GRAHAM JOYCE, a winner of the O. Henry Award, the British Fantasy Award, and the World Fantasy Award, lives in Leicester, England, with his family. His books include How to Make Friends with Demons, Smoking Poppy, Indigo (a New York Times Notable Book of 2000), The Tooth Fairy (a Publishers Weekly Best Book of 1998), and Requiem, among others.
“Brave and ultimately heartbreaking. . . . A classic in the making.” —The Washington Post
“I won’t bother saying Graham Joyce deserves to find a wide audience in America; rather, I think the American audience deserves to discover him.” —Jonathan Lethem
“Graham Joyce’s near-perfect novella of near-death experience, isolation, and winter cold is a tour de force. . . . A study in classic supernatural fiction.” —The Independent (London)
“Stark, layered, ominous and . . . appealing.” —The New York Times
“Joyce’s crisp prose, transparent as ice crystals, is the perfect medium for Jake and Zoe's tale. Emotion-laden yet unsentimental, unflinchingly attuned to the fluencies of love, The Silent Land brings us to the brink of death and gives a glimpse of the unfathomable beauty lying beyond.” —The Seattle Times

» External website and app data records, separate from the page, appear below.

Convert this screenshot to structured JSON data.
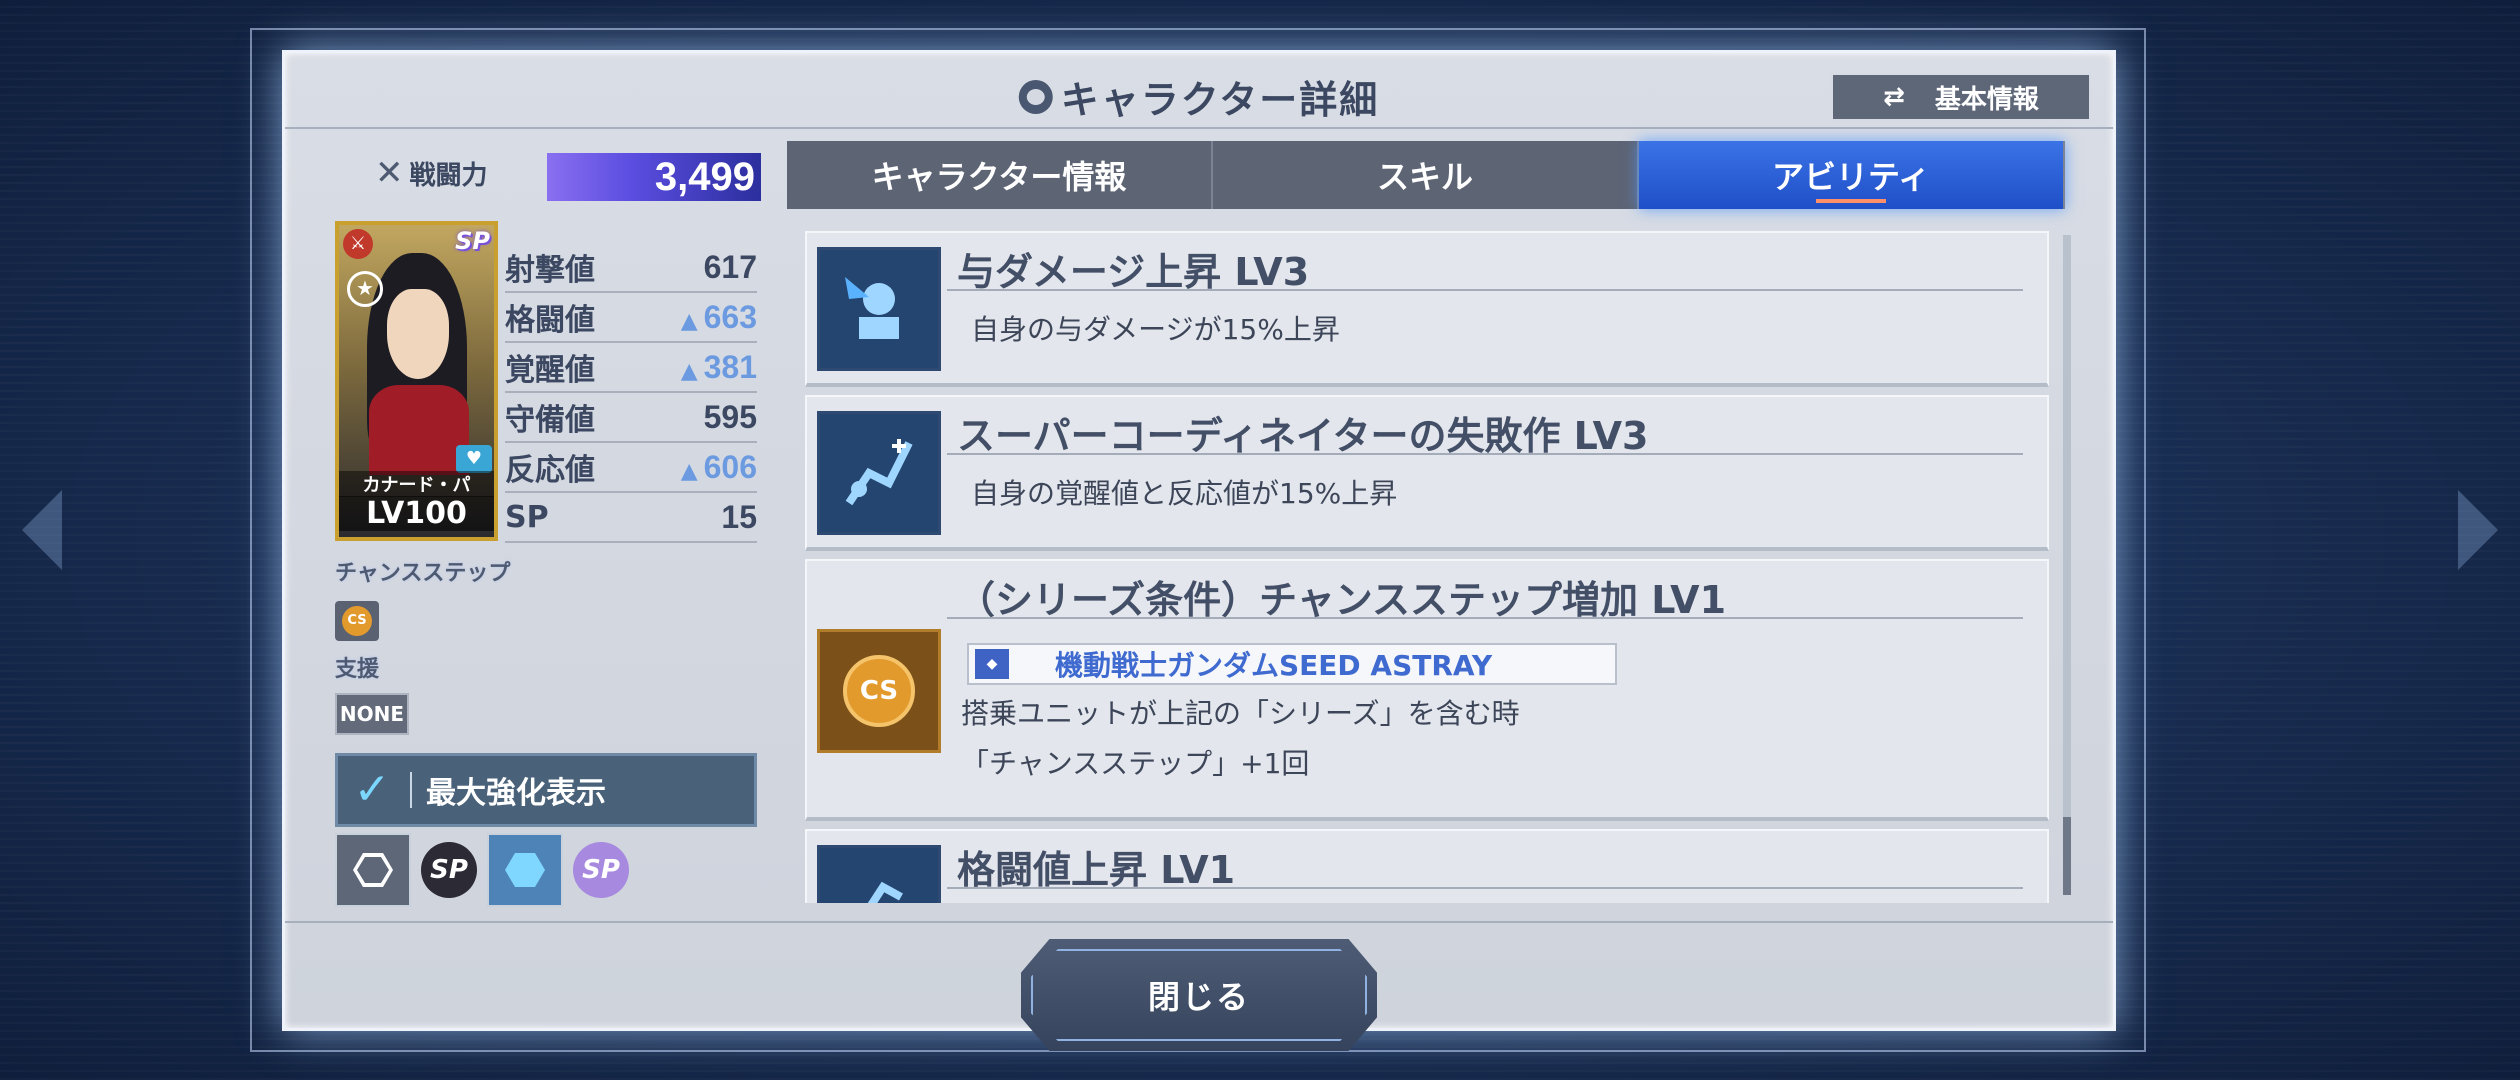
{
  "header": {
    "title": "キャラクター詳細",
    "basic_info_button": "基本情報"
  },
  "power": {
    "label": "戦闘力",
    "value": "3,499"
  },
  "character": {
    "name": "カナード・パ",
    "level": "LV100",
    "rarity_badge": "SP"
  },
  "stats": [
    {
      "label": "射撃値",
      "value": "617",
      "boosted": false
    },
    {
      "label": "格闘値",
      "value": "663",
      "boosted": true
    },
    {
      "label": "覚醒値",
      "value": "381",
      "boosted": true
    },
    {
      "label": "守備値",
      "value": "595",
      "boosted": false
    },
    {
      "label": "反応値",
      "value": "606",
      "boosted": true
    },
    {
      "label": "SP",
      "value": "15",
      "boosted": false
    }
  ],
  "chance_step": {
    "label": "チャンスステップ",
    "icon_text": "CS"
  },
  "support": {
    "label": "支援",
    "value": "NONE"
  },
  "max_enhance": {
    "label": "最大強化表示",
    "checked": true
  },
  "filters": [
    {
      "name": "hex-outline-icon",
      "active": false
    },
    {
      "name": "sp-dark-icon",
      "active": false
    },
    {
      "name": "hex-filled-icon",
      "active": true
    },
    {
      "name": "sp-color-icon",
      "active": false
    }
  ],
  "tabs": [
    {
      "label": "キャラクター情報",
      "active": false
    },
    {
      "label": "スキル",
      "active": false
    },
    {
      "label": "アビリティ",
      "active": true
    }
  ],
  "abilities": [
    {
      "title": "与ダメージ上昇 LV3",
      "desc": "自身の与ダメージが15%上昇"
    },
    {
      "title": "スーパーコーディネイターの失敗作 LV3",
      "desc": "自身の覚醒値と反応値が15%上昇"
    },
    {
      "title": "（シリーズ条件）チャンスステップ増加 LV1",
      "series": "機動戦士ガンダムSEED ASTRAY",
      "desc1": "搭乗ユニットが上記の「シリーズ」を含む時",
      "desc2": "「チャンスステップ」+1回",
      "icon_text": "CS"
    },
    {
      "title": "格闘値上昇 LV1"
    }
  ],
  "close_button": "閉じる",
  "colors": {
    "accent_blue": "#2a5fd6",
    "boost_blue": "#6c9ae0",
    "power_bar": "#5a4de0",
    "cs_orange": "#e39a2c"
  }
}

“As engaging as a twisted fireside yarn and paced almost as quickly.” —Los Angeles Times
“Mesmerizing. . . . This is a lean, philosophically sophisticated book, and Joyce’s ability to slip into its short length heady meditations on love, death, and the state of contemporary society is a measure of his craftiness.” —Richmond Times-Dispatch
“[An] eerie, wintry fable. . . . Delivers a chilling thrill. . . . Perfect for a Sunday afternoon as the dusk begins to fall.” —The Scotsman
“A book as crisp as new snow. . . . Compelling. . . . You’ll laugh, albeit nervously; you’ll cry, unless you’re completely heartless; you’ll give your nearest and dearest hugs without really being able to explain why you’re so glad to see them—really, what more do you want from a novel?” —SFX.com
“I became a rabidly devoted fan of Graham Joyce’s the first time I read is work.” —Peter Straub
“[Graham Joyce] is one of those writers who make traditional literary distinctions–horror versus fantasy, genre versus mainstream–seem not only trivial, but irrelevant as well. . . . The Silent Land is one of his most dreamlike, emotionally resonant creations to date. . . . A suspenseful, otherworldly adventure and a metaphysical love story as real and affecting as anything you’re likely to encounter in contemporary fiction.” —Subterranean Press
“How fully Joyce re-creates the eerie border country that Jake refers to as ‘the seams between life and death.’. . . The Silent Land suggests that the ultimate question is whether we can wake up from our comfortably numb state before it’s too late.” —Milwaukee Journal-Sentinel
“Joyce is skilled at delineating the fracture lines of relationships, and sets up the Bennetts’ claustrophobic confinement in minute detail, showing how their love for each other withstands and overcomes the growing mystery of their circumstances. . . . Moving.” —The Guardian (London)
“Joyce paints a tapestry of intrigue and Hitchcock-like suspense, sort of a cross between Stephen King’s The Langoliers and The Twilight Zone. . . . Phenomenal.” —Bookreporter
“Anyone who isn’t reading Graham Joyce is doing themselves a huge disservice. No matter what kind of story he takes on, his work immediately becomes the standard to which all others have to be compared.” —Charles de Lint